Training programs have reach beyond the Air Force

SHEPPARD AIR FORCE BASE, Texas -- Any questions about Sheppard's importance in the overall mission of the Air Force and current operations were answered in one visit by a senior Air Force official. 

Assistant Secretary of the Air Force for Manpower and Reserve Affairs Michael Dominguez visited this week and was impressed by what he saw, calling the installation a "superbly run institution" with "great things happening here." 

"We are making changes across the world because of the training done here," Mr. Dominguez said. "There is a lot of innovation going on at Sheppard and it is greatly improving our training abilities and the training of other country's military services." 
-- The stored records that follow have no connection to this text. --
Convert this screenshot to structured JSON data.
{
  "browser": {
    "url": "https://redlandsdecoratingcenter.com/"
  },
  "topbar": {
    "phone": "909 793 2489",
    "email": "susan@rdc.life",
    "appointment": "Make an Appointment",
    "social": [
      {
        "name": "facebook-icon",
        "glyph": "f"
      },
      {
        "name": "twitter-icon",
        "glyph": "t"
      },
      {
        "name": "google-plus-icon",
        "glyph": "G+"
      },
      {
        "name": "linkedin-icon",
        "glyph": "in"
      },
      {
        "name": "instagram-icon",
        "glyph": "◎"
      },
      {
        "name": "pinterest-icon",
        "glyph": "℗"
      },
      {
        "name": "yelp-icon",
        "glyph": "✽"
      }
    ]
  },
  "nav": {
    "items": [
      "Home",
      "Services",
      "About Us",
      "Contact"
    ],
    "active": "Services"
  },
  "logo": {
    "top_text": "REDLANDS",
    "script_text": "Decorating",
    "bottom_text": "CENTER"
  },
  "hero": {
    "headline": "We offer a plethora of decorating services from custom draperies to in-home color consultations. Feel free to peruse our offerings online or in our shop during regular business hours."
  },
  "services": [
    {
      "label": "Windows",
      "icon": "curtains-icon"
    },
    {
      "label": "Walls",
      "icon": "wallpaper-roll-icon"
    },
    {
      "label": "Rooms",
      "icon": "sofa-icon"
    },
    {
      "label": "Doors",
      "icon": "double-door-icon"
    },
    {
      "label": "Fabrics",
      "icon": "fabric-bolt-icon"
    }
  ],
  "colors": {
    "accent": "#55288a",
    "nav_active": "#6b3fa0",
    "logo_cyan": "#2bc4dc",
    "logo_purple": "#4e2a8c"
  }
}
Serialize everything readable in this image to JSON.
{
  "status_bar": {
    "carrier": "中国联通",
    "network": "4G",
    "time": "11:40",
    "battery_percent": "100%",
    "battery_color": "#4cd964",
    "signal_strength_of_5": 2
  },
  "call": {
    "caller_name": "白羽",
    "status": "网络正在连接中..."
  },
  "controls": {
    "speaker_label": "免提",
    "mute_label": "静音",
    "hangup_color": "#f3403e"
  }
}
Part of his work is with policy oversight of training so he was interested to see how it was going, talk to Airmen and see how commanders were handling the challenges in preparing Airmen for their future in the Air Force. The changes being made in Washington, D.C., that are making their way to bases were a focus of his trip. 

"I wanted to see the policy at work in the field on things like sexual assaults, religious tolerance and training," the assistant secretary said. "At Sheppard, I got to see this policy at work and see that you are preparing Airmen to be expeditionary in our future Air Force." 

His three-day visit took him throughout the base, giving him a chance to see all of Sheppard's training in action. From the medical readiness site to the simulators at the 80th Flying Training Wing and telecommunications training to aircraft maintenance, the assistant secretary was able to view much of what Team Sheppard does on a daily basis. 

The instructors and students had a chance to talk with Mr. Dominguez and shared their opinions on training and their insight into Air Force life with him. 

"In talking to the instructors, I could see how excited they were to being doing their job," he said. "It looks like we are doing the right things here and are accomplishing a lot." 

One of the areas that really impressed him was the degree to which the training programs have incorporated new technologies into the classroom and improved as a result. Seeing the Euro-NATO Joint Jet Pilot Training program's new flight simulators further showed him the scope of Sheppard's training. 

"I'm glad things are working here at Sheppard," Mr. Dominguez said. "We can see the right movement here and in the Air Force as a whole toward an expeditionary focus. It is a big deal today and Sheppard gets this, I can see it in the training."